The GOP's all-white, all-male lineup of House committee chairs represents "a real problem for the Republican Party," Newt Gingrich told Jay Leno on Thursday night. "The fact is, that picture is, by definition, not helpful," Gingrich said, adding that he planned to spend the next few months studying where Republicans erred in this election cycle and "what we didn't understand about how America's evolving and changing."
Late last year, House Republicans announced their committee chairs for the 114th Congress, and when it comes to diversity, the GOP majority fell short: there are 21 House committees and 20 of them will be led by white men. The exception will be the House Administration Committee -- responsible for overseeing the administrative tasks associated with the Capitol itself, including the cafeteria, office supplies, etc. -- which will be led by a white woman.
As Rachel noted on the show after the announcements were made, "This is your Republican Party in Washington in all its glory. It should be noted, this is the cross-section of America they're offering to the American people now that they've taken power."
Senate Republicans didn't announce their committee chairs until late last week, but I was curious to see if they'd fare any better on the diversity front.
And in a way, they did. The Senate, like the House, has 21 committees, but instead of 20 white men and one white woman, the upper chamber's committees will be led by 19 white men and two white women. They'll join the Senate Republicans' five-member leadership team, which is comprised entirely of white men.
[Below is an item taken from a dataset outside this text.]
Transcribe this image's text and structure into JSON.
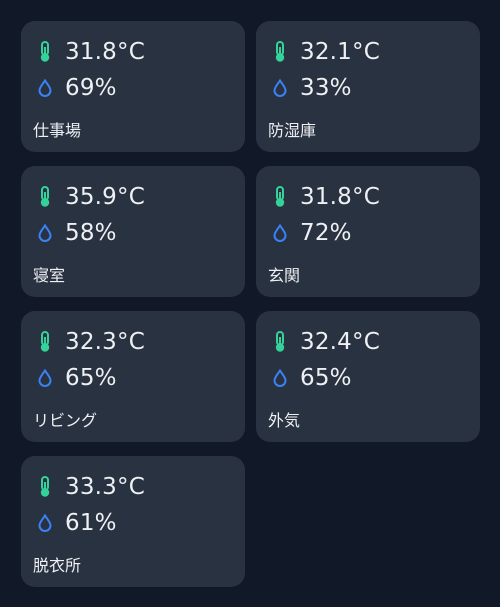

In fairness, one can argue that the deck was stacked against GOP leaders when making these decisions -- committee chairmanships and leadership posts are often based on seniority, and given that the Senate Republican conference has been dominated by white men for quite a while, they're necessarily the ones who are in a position to rise when powerful slots open up. Maybe it'll be better in the future.
Still, Newt Gingrich's comments from two years ago come to mind.
The former Speaker appeared on "The Tonight Show" shortly after the 2012 elections, and Jay Leno showed him a picture of the House Republicans' committee chairs, dominated by white men. Gingrich conceded the point.
The fact that the Senate lineup is so similar -- 19 white men instead of 20 in the House -- only helps reinforce the broader concern.
Indeed, it's not just committee chairs. Rebecca Leber noted a few months ago that when it comes to committee witnesses -- experts called in to offer guidance to policymakers -- Republican committee chairs invite men to testify 77% of the time.
Here's Rachel's segment from November when the subject last came up.